WHAT TO PRODUCE. From first line to last, write out the data precisely as shown.
:::
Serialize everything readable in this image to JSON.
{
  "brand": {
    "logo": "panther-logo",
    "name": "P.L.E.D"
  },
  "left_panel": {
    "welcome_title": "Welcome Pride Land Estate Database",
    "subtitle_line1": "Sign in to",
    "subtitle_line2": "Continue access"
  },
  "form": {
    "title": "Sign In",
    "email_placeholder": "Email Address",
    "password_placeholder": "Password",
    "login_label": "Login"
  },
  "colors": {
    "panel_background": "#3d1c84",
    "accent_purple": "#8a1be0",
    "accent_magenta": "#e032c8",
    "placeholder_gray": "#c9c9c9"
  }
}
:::
YOUR SOLUTION.
Serialize everything readable in this image to JSON.
{
  "brand": {
    "logo": "panther-logo",
    "name": "P.L.E.D"
  },
  "left_panel": {
    "welcome_title": "Welcome Pride Land Estate Database",
    "subtitle_line1": "Sign in to",
    "subtitle_line2": "Continue access"
  },
  "form": {
    "title": "Sign In",
    "email_placeholder": "Email Address",
    "password_placeholder": "Password",
    "login_label": "Login"
  },
  "colors": {
    "panel_background": "#3d1c84",
    "accent_purple": "#8a1be0",
    "accent_magenta": "#e032c8",
    "placeholder_gray": "#c9c9c9"
  }
}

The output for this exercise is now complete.